So band name is important . Along similar lines, is there a value in a good elevator pitch or mission statement? My favorite story related to that is about a band out of Boston that I asked, “What do you sound like?” And the kid confidently replied, “We’re the music you would want to listen to if you were robbing a bank.” I didn’t know exactly what that meant, but I knew I wanted to listen to it.

 

JEK:

That’s a perfect example; I would definitely listen to that. Here’s another example of that. We recently had a writer write about the band Tunes. And he described their music as “the sound of stopping a subway train with your face.” It was funny, witty and made me want to listen to the music. Anything like that is effective – something quick, and pithy and snappy. And it’s going to get my attention. If you come up with something funny or striking that makes me laugh, you will have earned my respect at that point. Its’ good to put a creative spin on it.

 

Musician Coaching:

Here’s the question I’m scratching my head about:  Has the advent of digital distribution, which has made the digital distribution model so accessible to everyone now made the eMusic offering any less unique? Do you feel like your catalogue is still deeper than other catalogues?

 

JEK:

I think with us, the key is the curation. If you go to some of the other major retailers and hit the main page of their music store, you’re going to see the same 10-15 records. With us – and largely because we have such a vast army of writers who are digging through the stacks – when you hit the main page, you’re going to be see things you’re not seeing in these other stores. We’re surfacing more of the deep stuff. So, sure, maybe in the age of digital distribution, TuneCore, iTunes and services like that will have a lot of the same records we have. But you’re going to see them in a more prominent place in our store. It doesn’t do much good for both of us to have the same records if on the larger retailer you don’t know they’re there. What we try to do is make you more aware of them and bring them out a little bit more. And we’ve seen sales that correspond to that:  albums that we’ve surfaced get bought.

 

Musician Coaching:

I was going to ask about that. By the sounds of it, you guys may very well have more impulse buys because you are a destination that is based on editorial.

 

JEK:
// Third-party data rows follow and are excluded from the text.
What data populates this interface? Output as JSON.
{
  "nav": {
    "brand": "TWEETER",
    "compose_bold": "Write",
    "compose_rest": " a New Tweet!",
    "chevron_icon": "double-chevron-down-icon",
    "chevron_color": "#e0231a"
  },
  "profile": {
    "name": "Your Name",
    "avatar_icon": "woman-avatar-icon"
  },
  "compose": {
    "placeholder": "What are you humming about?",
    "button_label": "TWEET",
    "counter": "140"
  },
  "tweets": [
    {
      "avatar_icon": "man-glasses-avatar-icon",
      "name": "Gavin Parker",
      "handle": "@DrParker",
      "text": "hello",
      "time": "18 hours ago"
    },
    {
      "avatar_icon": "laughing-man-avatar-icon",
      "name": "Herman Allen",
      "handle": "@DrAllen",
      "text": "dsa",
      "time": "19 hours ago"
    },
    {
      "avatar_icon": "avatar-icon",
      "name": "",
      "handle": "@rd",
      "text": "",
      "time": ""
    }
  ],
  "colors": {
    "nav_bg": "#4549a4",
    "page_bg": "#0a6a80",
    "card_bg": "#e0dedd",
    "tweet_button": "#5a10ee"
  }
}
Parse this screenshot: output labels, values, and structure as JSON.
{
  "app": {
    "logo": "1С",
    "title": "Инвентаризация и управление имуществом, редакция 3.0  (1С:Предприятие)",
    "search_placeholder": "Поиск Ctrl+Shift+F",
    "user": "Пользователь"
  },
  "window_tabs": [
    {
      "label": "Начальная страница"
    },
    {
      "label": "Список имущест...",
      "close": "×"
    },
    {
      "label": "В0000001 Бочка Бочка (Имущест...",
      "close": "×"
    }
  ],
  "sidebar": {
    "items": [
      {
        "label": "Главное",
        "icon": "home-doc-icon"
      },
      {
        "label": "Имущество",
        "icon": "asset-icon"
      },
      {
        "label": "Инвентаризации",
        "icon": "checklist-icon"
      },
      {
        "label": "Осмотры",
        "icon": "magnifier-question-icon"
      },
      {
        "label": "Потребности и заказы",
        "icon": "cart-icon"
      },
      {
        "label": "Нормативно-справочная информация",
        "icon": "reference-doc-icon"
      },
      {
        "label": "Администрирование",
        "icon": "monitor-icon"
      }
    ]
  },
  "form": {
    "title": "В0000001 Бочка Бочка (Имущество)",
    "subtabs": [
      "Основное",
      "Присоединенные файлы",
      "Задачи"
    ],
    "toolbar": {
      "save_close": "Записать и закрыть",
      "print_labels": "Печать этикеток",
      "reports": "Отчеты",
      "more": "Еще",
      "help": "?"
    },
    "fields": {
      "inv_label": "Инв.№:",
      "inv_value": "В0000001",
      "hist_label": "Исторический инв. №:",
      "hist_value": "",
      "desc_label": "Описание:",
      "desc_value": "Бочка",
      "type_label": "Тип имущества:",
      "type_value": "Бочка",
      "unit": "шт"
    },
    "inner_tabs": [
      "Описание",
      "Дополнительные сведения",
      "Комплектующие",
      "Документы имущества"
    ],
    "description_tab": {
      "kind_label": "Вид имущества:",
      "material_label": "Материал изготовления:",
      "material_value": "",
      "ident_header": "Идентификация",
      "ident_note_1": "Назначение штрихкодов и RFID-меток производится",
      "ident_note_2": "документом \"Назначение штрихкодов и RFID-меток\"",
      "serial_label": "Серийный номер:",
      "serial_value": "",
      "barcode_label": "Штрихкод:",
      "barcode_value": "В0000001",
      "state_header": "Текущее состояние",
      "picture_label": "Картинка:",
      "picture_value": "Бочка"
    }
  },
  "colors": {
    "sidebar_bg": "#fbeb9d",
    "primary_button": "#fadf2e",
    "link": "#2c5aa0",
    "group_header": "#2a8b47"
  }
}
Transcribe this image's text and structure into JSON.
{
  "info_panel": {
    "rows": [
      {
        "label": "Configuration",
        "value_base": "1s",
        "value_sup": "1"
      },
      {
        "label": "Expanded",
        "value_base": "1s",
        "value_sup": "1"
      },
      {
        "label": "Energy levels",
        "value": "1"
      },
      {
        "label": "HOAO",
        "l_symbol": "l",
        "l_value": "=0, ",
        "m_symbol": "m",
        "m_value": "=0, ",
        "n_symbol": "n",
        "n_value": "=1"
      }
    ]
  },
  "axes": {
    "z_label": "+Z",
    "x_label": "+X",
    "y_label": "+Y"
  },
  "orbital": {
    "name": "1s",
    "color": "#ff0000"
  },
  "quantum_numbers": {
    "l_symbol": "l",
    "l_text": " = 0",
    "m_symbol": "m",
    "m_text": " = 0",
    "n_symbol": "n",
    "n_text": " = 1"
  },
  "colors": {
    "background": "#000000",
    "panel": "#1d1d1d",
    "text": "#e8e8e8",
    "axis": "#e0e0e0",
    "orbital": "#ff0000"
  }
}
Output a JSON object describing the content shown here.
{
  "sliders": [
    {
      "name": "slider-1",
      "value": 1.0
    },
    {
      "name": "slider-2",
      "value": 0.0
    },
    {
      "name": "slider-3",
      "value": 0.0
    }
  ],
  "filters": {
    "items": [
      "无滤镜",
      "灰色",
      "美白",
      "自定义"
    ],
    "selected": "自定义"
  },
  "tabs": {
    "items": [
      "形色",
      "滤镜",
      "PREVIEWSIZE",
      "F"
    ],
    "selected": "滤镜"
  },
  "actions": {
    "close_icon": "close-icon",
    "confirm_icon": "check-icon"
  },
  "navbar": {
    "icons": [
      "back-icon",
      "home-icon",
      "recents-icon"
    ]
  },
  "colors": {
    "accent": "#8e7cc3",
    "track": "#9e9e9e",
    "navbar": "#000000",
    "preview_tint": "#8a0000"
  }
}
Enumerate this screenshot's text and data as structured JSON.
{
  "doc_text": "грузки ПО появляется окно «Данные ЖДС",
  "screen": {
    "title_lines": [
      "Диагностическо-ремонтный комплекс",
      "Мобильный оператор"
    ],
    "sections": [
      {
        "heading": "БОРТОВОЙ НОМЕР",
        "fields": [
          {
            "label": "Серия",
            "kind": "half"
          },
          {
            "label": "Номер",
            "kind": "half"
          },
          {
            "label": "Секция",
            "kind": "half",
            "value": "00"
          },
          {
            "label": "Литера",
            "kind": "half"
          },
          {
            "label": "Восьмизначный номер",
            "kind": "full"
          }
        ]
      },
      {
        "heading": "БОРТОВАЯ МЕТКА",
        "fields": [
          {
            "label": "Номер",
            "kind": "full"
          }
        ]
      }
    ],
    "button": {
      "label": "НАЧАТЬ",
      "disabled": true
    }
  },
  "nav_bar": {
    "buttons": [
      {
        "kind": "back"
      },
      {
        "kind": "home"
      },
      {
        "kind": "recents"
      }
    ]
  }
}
We do definitely see a correspondence between the things we put on the home page and the things that end up being on our charts. When we used to take an older record we liked or an older record from the catalogue and make it “Review of the Day” and check the charts the following day. Without fail, you would end up selling more.

 

I think people trust us. We’ve been around for a while now, and I’ve been here for 98% of that time. We’ve worked really hard to cultivate that trust and to curate a very idiosyncratic voice. I think especially with the eMusic Selects bands, people know that if we put our seal of approval on it, we’re not going to take that lightly. We relationships we value, and we’re not going to throw something out there that we don’t feel comfortable recommending.

 

For more information about J. Edward Keys and his company, you can visit the eMusic website.